Hasay’s success this year follows an up-and-down 2013. On the positive side, Hasay made her first Worlds team at 10,000 meters and ran a 20-second PR of 8:46.89 in the 3,000. But she ended her career at the University of Oregon on a down note with a disappointing final two seasons.

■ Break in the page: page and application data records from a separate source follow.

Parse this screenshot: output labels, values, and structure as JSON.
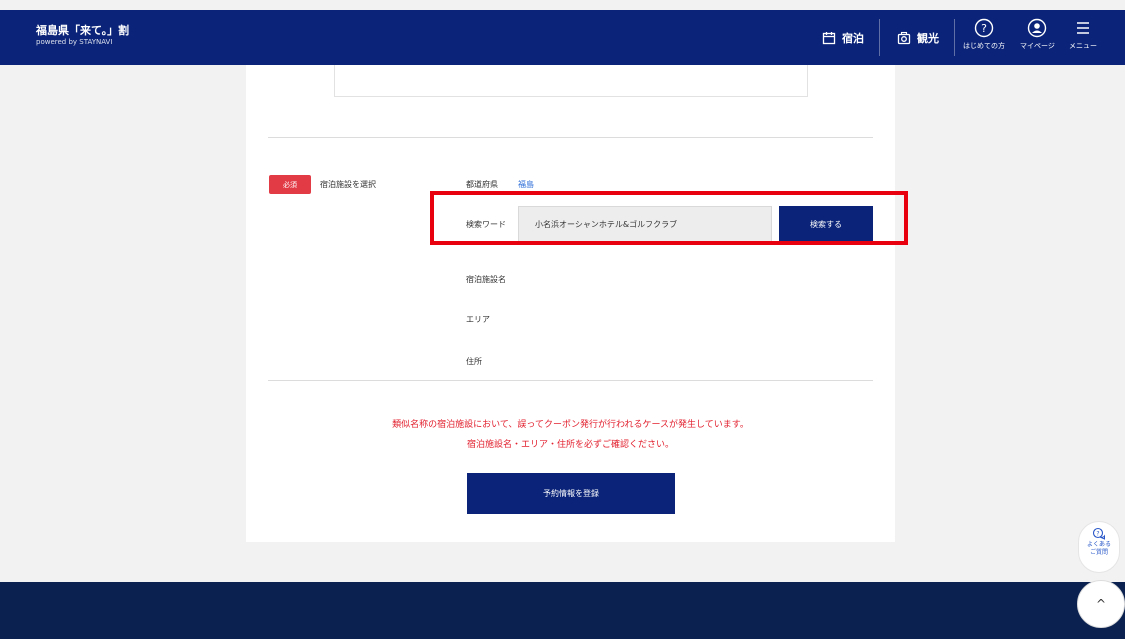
{
  "header": {
    "brand_title": "福島県「来て。」割",
    "brand_sub": "powered by STAYNAVI",
    "nav_stay": "宿泊",
    "nav_sightseeing": "観光",
    "nav_first_time": "はじめての方",
    "nav_mypage": "マイページ",
    "nav_menu": "メニュー"
  },
  "form": {
    "required_badge": "必須",
    "select_facility_label": "宿泊施設を選択",
    "prefecture_label": "都道府県",
    "prefecture_value": "福島",
    "search_word_label": "検索ワード",
    "search_word_value": "小名浜オーシャンホテル&ゴルフクラブ",
    "search_button": "検索する",
    "facility_name_label": "宿泊施設名",
    "area_label": "エリア",
    "address_label": "住所"
  },
  "warning": {
    "line1": "類似名称の宿泊施設において、誤ってクーポン発行が行われるケースが発生しています。",
    "line2": "宿泊施設名・エリア・住所を必ずご確認ください。"
  },
  "register_button": "予約情報を登録",
  "faq": {
    "line1": "よくある",
    "line2": "ご質問"
  },
  "to_top": "^",
  "colors": {
    "primary": "#0b2479",
    "required": "#e23b46",
    "warning": "#e2202e",
    "highlight": "#e8000f",
    "link": "#2f6fd8"
  }
}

It’s a bit harsh to call fourth (indoor 5,000), second (indoor 3,000) and third (outdoor 5,000) at NCAAs disappointing, but Hasay was clearly outclassed by Abbey D’Agostino in all three races and didn’t even qualify for NCAAs in the 10,000. Overall, 2013 was a success for Hasay, but you never got the sense that she was firing on all cylinders at any point.
Hasay’s definitely on her game right now, especially after her 1,500-5,000 double win at the Portland Track Festival on June 15. On that day, Hasay ran 4:11.23 to win the 1,500 and came back a few hours later to win the 5,000 in a PR of 15:28.56. It was reminiscent of Hasay’s big day at indoor NCAAs in 2011, when she won mile and 3,000 titles a few hours apart (relive that great day here: Front Page of LetsRun.com From March 13, 2011)

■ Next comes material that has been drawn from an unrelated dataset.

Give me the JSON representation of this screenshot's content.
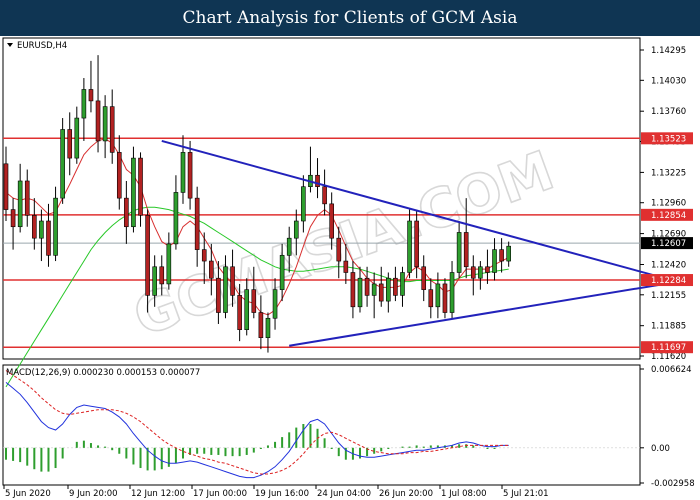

In terms of Conley vs. Hasay, Conley deserves the edge — her 5,000 PR is 20 seconds better than Hasay’s and that’s a lot in a championship race. Hasay is fit, but not quite as fit as Conley. Also, as one of the only athletes in this meet based in Sacramento, Conley should benefit from some extra support from the hometown fans.
A brief visit to the track for Hastings
Hastings, who won this race in 2012 and was fourth last year, ran a (mostly solo) 15:25.94 5,000 at the Adrian Martinez Classic in Concord, Mass., on June 5. We spoke to her after that one and she said that USAs will likely be the only other time she’s on the track in 2014. Hastings hasn’t had a career year like Conley or Hasay, but her 15:25 was still faster than Hasay has ever run and Hastings was a solid sixth in the New York Mini 10k on June 14, running 32:33. If Hasay and Conley are to beat her, they’ll have to work to do it.
1. Flanagan 2. Conley 3. Hasay
Disucss this race in our forum: 2014 USA w10K: Will Shalane Flanagan win again or will Jordan Hasay, Kim Conley or Amy Hastings pull the upset?
Like LetsRun.com on Facebook!